<<<<

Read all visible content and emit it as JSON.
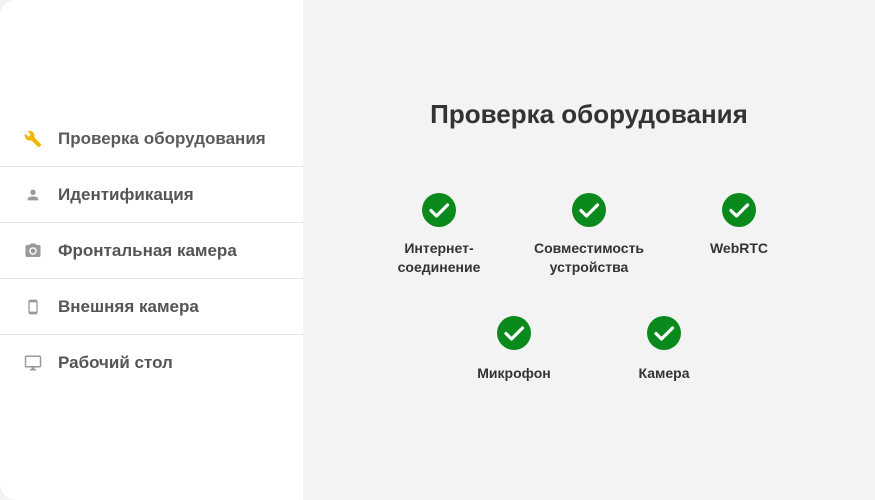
{
  "sidebar": {
    "items": [
      {
        "label": "Проверка оборудования",
        "icon": "wrench-icon",
        "active": true
      },
      {
        "label": "Идентификация",
        "icon": "person-icon",
        "active": false
      },
      {
        "label": "Фронтальная камера",
        "icon": "camera-icon",
        "active": false
      },
      {
        "label": "Внешняя камера",
        "icon": "phone-icon",
        "active": false
      },
      {
        "label": "Рабочий стол",
        "icon": "monitor-icon",
        "active": false
      }
    ]
  },
  "main": {
    "title": "Проверка оборудования",
    "checks": [
      {
        "label": "Интернет-\nсоединение",
        "status": "ok"
      },
      {
        "label": "Совместимость\nустройства",
        "status": "ok"
      },
      {
        "label": "WebRTC",
        "status": "ok"
      },
      {
        "label": "Микрофон",
        "status": "ok"
      },
      {
        "label": "Камера",
        "status": "ok"
      }
    ]
  },
  "colors": {
    "accent": "#f4b400",
    "success": "#0a8a1c",
    "text": "#333333",
    "nav_text": "#555555"
  }
}
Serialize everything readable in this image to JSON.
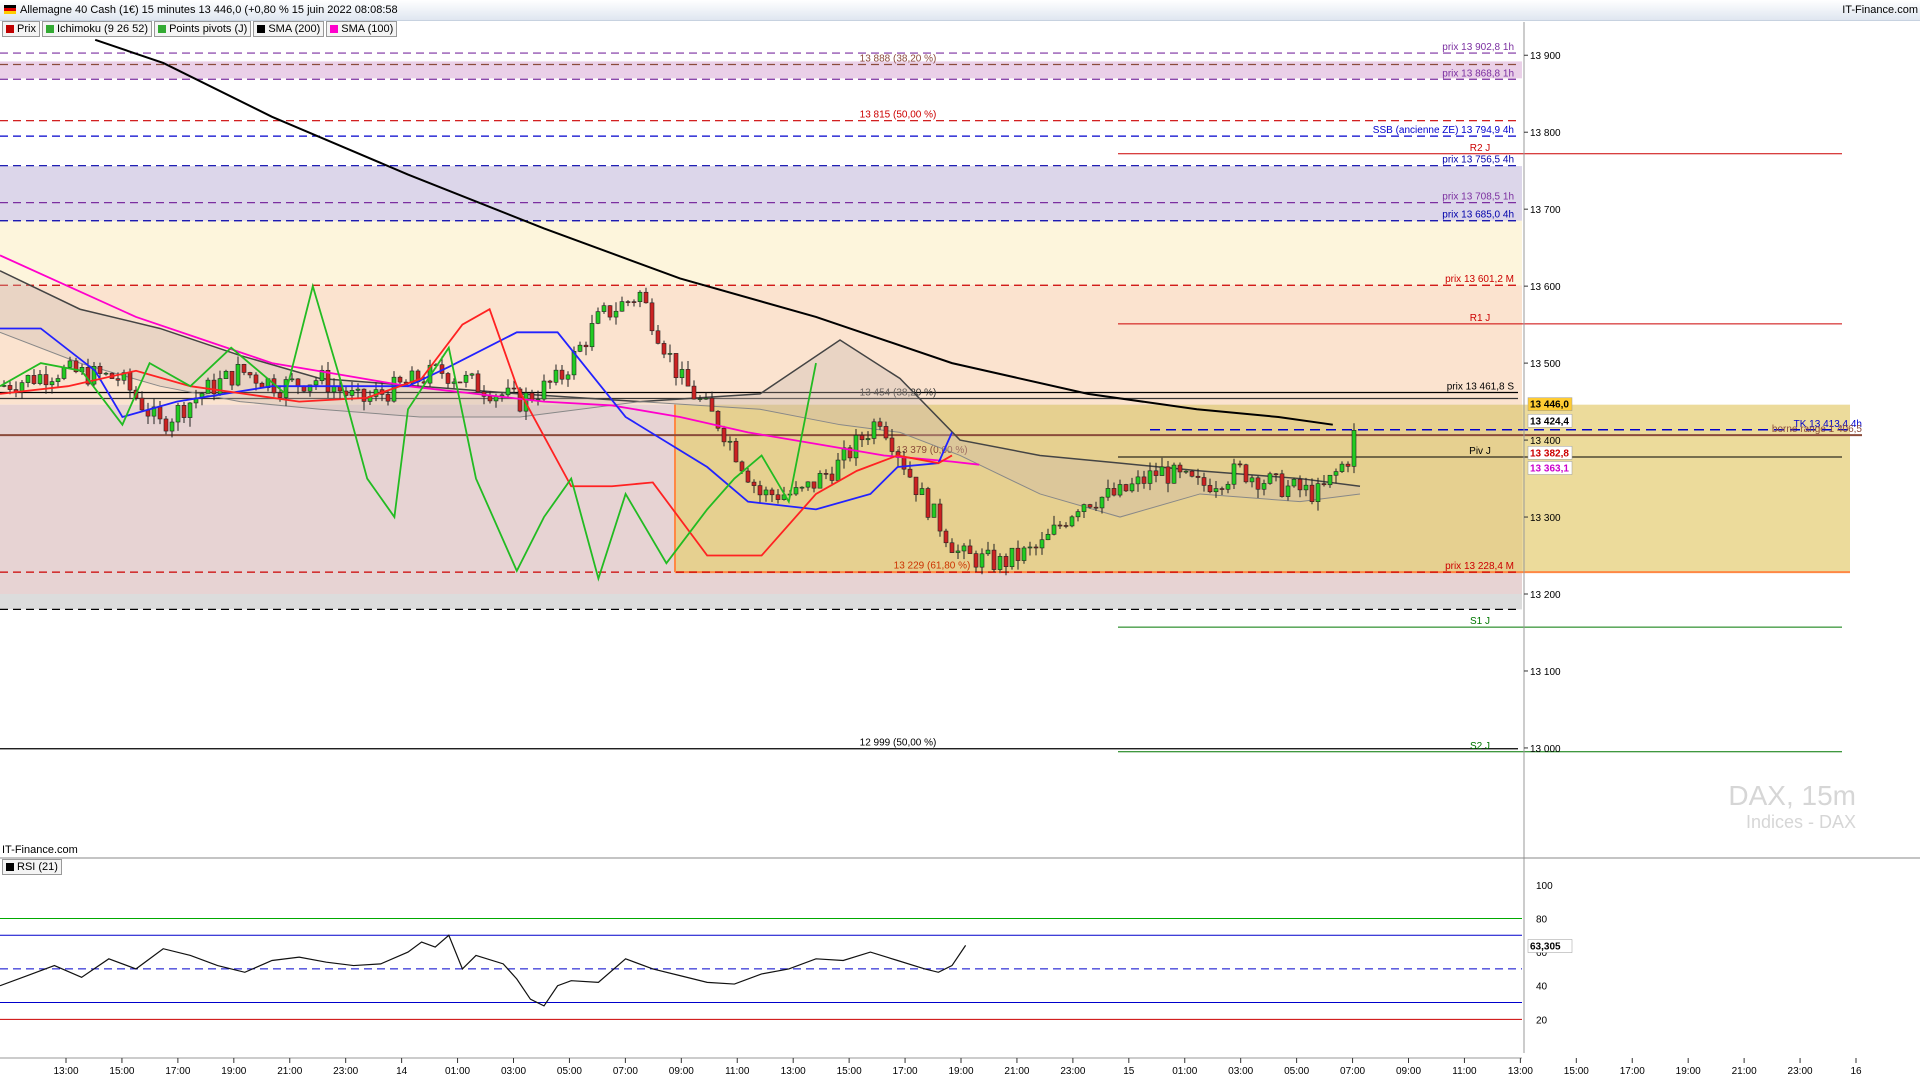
{
  "header": {
    "title": "Allemagne 40 Cash (1€) 15 minutes 13 446,0 (+0,80 % 15 juin 2022 08:08:58",
    "brand": "IT-Finance.com"
  },
  "legend": [
    {
      "label": "Prix",
      "color": "#c00000"
    },
    {
      "label": "Ichimoku (9 26 52)",
      "color": "#33aa33"
    },
    {
      "label": "Points pivots (J)",
      "color": "#33aa33"
    },
    {
      "label": "SMA (200)",
      "color": "#000000"
    },
    {
      "label": "SMA (100)",
      "color": "#ff00cc"
    }
  ],
  "source_label": "IT-Finance.com",
  "watermark": {
    "symbol": "DAX, 15m",
    "category": "Indices - DAX"
  },
  "rsi_label": "RSI (21)",
  "chart_data": {
    "type": "candlestick",
    "title": "Allemagne 40 Cash (1€) 15 minutes",
    "ylim": [
      12870,
      13925
    ],
    "y_ticks": [
      {
        "value": 13900,
        "label": "13 900"
      },
      {
        "value": 13800,
        "label": "13 800"
      },
      {
        "value": 13700,
        "label": "13 700"
      },
      {
        "value": 13600,
        "label": "13 600"
      },
      {
        "value": 13500,
        "label": "13 500"
      },
      {
        "value": 13400,
        "label": "13 400"
      },
      {
        "value": 13300,
        "label": "13 300"
      },
      {
        "value": 13200,
        "label": "13 200"
      },
      {
        "value": 13100,
        "label": "13 100"
      },
      {
        "value": 13000,
        "label": "13 000"
      }
    ],
    "x_ticks": [
      "13:00",
      "15:00",
      "17:00",
      "19:00",
      "21:00",
      "23:00",
      "14",
      "01:00",
      "03:00",
      "05:00",
      "07:00",
      "09:00",
      "11:00",
      "13:00",
      "15:00",
      "17:00",
      "19:00",
      "21:00",
      "23:00",
      "15",
      "01:00",
      "03:00",
      "05:00",
      "07:00",
      "09:00",
      "11:00",
      "13:00",
      "15:00",
      "17:00",
      "19:00",
      "21:00",
      "23:00",
      "16"
    ],
    "zones": [
      {
        "from": 13870,
        "to": 13892,
        "color": "#ead0e8"
      },
      {
        "from": 13685,
        "to": 13710,
        "color": "#cbb8e0"
      },
      {
        "from": 13685,
        "to": 13756,
        "color": "#dcd6ea"
      },
      {
        "from": 13601,
        "to": 13685,
        "color": "#fdf5dc"
      },
      {
        "from": 13446,
        "to": 13601,
        "color": "#fbe3cf"
      },
      {
        "from": 13200,
        "to": 13446,
        "color": "#e7d3d3"
      }
    ],
    "levels": [
      {
        "value": 13902.8,
        "label": "prix 13 902,8 1h",
        "color": "#7b2fa0",
        "style": "dash"
      },
      {
        "value": 13888,
        "label": "13 888 (38,20 %)",
        "color": "#8b4b3b",
        "style": "dash",
        "center": true
      },
      {
        "value": 13868.8,
        "label": "prix 13 868,8 1h",
        "color": "#7b2fa0",
        "style": "dash"
      },
      {
        "value": 13815,
        "label": "13 815 (50,00 %)",
        "color": "#cc0000",
        "style": "dash",
        "center": true
      },
      {
        "value": 13794.9,
        "label": "SSB (ancienne ZE) 13 794,9 4h",
        "color": "#0000cc",
        "style": "dash"
      },
      {
        "value": 13756.5,
        "label": "prix 13 756,5 4h",
        "color": "#0000aa",
        "style": "dash"
      },
      {
        "value": 13708.5,
        "label": "prix 13 708,5 1h",
        "color": "#7b2fa0",
        "style": "dash"
      },
      {
        "value": 13685,
        "label": "prix 13 685,0 4h",
        "color": "#0000aa",
        "style": "dash"
      },
      {
        "value": 13601.2,
        "label": "prix 13 601,2 M",
        "color": "#cc0000",
        "style": "dash"
      },
      {
        "value": 13461.8,
        "label": "prix 13 461,8 S",
        "color": "#000000",
        "style": "solid"
      },
      {
        "value": 13454,
        "label": "13 454 (38,20 %)",
        "color": "#333333",
        "style": "solid",
        "center": true
      },
      {
        "value": 13228.4,
        "label": "prix 13 228,4 M",
        "color": "#cc0000",
        "style": "dash"
      },
      {
        "value": 13180,
        "label": "",
        "color": "#000000",
        "style": "dash"
      },
      {
        "value": 12999,
        "label": "12 999 (50,00 %)",
        "color": "#000000",
        "style": "solid",
        "center": true
      }
    ],
    "pivots": [
      {
        "name": "R2 J",
        "value": 13772,
        "color": "#cc0000"
      },
      {
        "name": "R1 J",
        "value": 13551,
        "color": "#cc0000"
      },
      {
        "name": "Piv J",
        "value": 13378,
        "color": "#000000"
      },
      {
        "name": "S1 J",
        "value": 13157,
        "color": "#007700"
      },
      {
        "name": "S2 J",
        "value": 12995,
        "color": "#007700"
      }
    ],
    "fib_labels": [
      {
        "text": "13 379 (0,00 %)",
        "value": 13379,
        "color": "#8b4b3b"
      },
      {
        "text": "13 229 (61,80 %)",
        "value": 13229,
        "color": "#cc3300"
      }
    ],
    "annotations": [
      {
        "text": "TK 13 413,4 4h",
        "value": 13413.4,
        "color": "#0000cc"
      },
      {
        "text": "borne range 1 406,5",
        "value": 13406.5,
        "color": "#8b4b3b"
      }
    ],
    "price_tags": [
      {
        "value": 13446.0,
        "label": "13 446,0",
        "bg": "#ffcc33",
        "fg": "#000000"
      },
      {
        "value": 13424.4,
        "label": "13 424,4",
        "bg": "#ffffff",
        "fg": "#000000"
      },
      {
        "value": 13382.8,
        "label": "13 382,8",
        "bg": "#ffffff",
        "fg": "#cc0000"
      },
      {
        "value": 13363.1,
        "label": "13 363,1",
        "bg": "#ffffff",
        "fg": "#cc00cc"
      }
    ],
    "series": [
      {
        "name": "SMA (200)",
        "color": "#000000",
        "x": [
          0.07,
          0.12,
          0.2,
          0.3,
          0.4,
          0.5,
          0.6,
          0.7,
          0.8,
          0.88,
          0.94,
          0.98
        ],
        "y": [
          13920,
          13890,
          13820,
          13745,
          13675,
          13610,
          13560,
          13500,
          13460,
          13440,
          13430,
          13420
        ]
      },
      {
        "name": "SMA (100)",
        "color": "#ff00cc",
        "x": [
          0.0,
          0.05,
          0.1,
          0.15,
          0.2,
          0.25,
          0.3,
          0.35,
          0.4,
          0.45,
          0.5,
          0.55,
          0.6,
          0.65,
          0.7,
          0.72
        ],
        "y": [
          13640,
          13600,
          13560,
          13530,
          13500,
          13485,
          13470,
          13460,
          13450,
          13445,
          13430,
          13410,
          13395,
          13380,
          13372,
          13368
        ]
      },
      {
        "name": "Kijun",
        "color": "#2222ff",
        "x": [
          0.0,
          0.03,
          0.07,
          0.09,
          0.13,
          0.2,
          0.26,
          0.3,
          0.33,
          0.38,
          0.41,
          0.46,
          0.52,
          0.55,
          0.6,
          0.64,
          0.66,
          0.69,
          0.7
        ],
        "y": [
          13545,
          13545,
          13490,
          13430,
          13450,
          13470,
          13470,
          13470,
          13495,
          13540,
          13540,
          13430,
          13365,
          13320,
          13310,
          13330,
          13365,
          13370,
          13410
        ]
      },
      {
        "name": "Tenkan",
        "color": "#ff2222",
        "x": [
          0.0,
          0.05,
          0.1,
          0.14,
          0.18,
          0.22,
          0.27,
          0.31,
          0.34,
          0.36,
          0.38,
          0.42,
          0.45,
          0.48,
          0.52,
          0.56,
          0.6,
          0.63,
          0.66,
          0.69,
          0.7
        ],
        "y": [
          13460,
          13470,
          13490,
          13470,
          13460,
          13450,
          13455,
          13480,
          13550,
          13570,
          13470,
          13340,
          13340,
          13345,
          13250,
          13250,
          13330,
          13360,
          13380,
          13370,
          13380
        ]
      },
      {
        "name": "Chikou",
        "color": "#22bb22",
        "x": [
          0.0,
          0.03,
          0.06,
          0.09,
          0.11,
          0.14,
          0.17,
          0.21,
          0.23,
          0.25,
          0.27,
          0.29,
          0.3,
          0.33,
          0.35,
          0.38,
          0.4,
          0.42,
          0.44,
          0.46,
          0.49,
          0.52,
          0.54,
          0.56,
          0.58,
          0.6
        ],
        "y": [
          13470,
          13500,
          13490,
          13420,
          13500,
          13470,
          13520,
          13460,
          13600,
          13480,
          13350,
          13300,
          13440,
          13520,
          13350,
          13230,
          13300,
          13350,
          13220,
          13330,
          13240,
          13310,
          13350,
          13380,
          13320,
          13500
        ]
      }
    ],
    "rsi": {
      "ylim": [
        0,
        110
      ],
      "ticks": [
        100,
        80,
        60,
        40,
        20
      ],
      "last": {
        "value": 63.305,
        "label": "63,305"
      },
      "levels": [
        {
          "value": 80,
          "color": "#00aa00"
        },
        {
          "value": 70,
          "color": "#0000cc"
        },
        {
          "value": 50,
          "color": "#0000cc"
        },
        {
          "value": 30,
          "color": "#0000cc"
        },
        {
          "value": 20,
          "color": "#cc0000"
        }
      ],
      "x": [
        0.0,
        0.02,
        0.04,
        0.06,
        0.08,
        0.1,
        0.12,
        0.14,
        0.16,
        0.18,
        0.2,
        0.22,
        0.24,
        0.26,
        0.28,
        0.3,
        0.31,
        0.32,
        0.33,
        0.34,
        0.35,
        0.37,
        0.38,
        0.39,
        0.4,
        0.41,
        0.42,
        0.44,
        0.46,
        0.48,
        0.5,
        0.52,
        0.54,
        0.56,
        0.58,
        0.6,
        0.62,
        0.64,
        0.66,
        0.68,
        0.69,
        0.7,
        0.71
      ],
      "y": [
        40,
        46,
        52,
        45,
        56,
        50,
        62,
        58,
        52,
        48,
        55,
        57,
        54,
        52,
        53,
        60,
        66,
        63,
        70,
        50,
        58,
        53,
        44,
        32,
        28,
        40,
        43,
        42,
        56,
        50,
        46,
        42,
        41,
        47,
        50,
        56,
        55,
        60,
        55,
        50,
        48,
        52,
        64
      ]
    }
  }
}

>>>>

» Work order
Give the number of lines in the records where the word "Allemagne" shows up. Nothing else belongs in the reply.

» Output for this task
2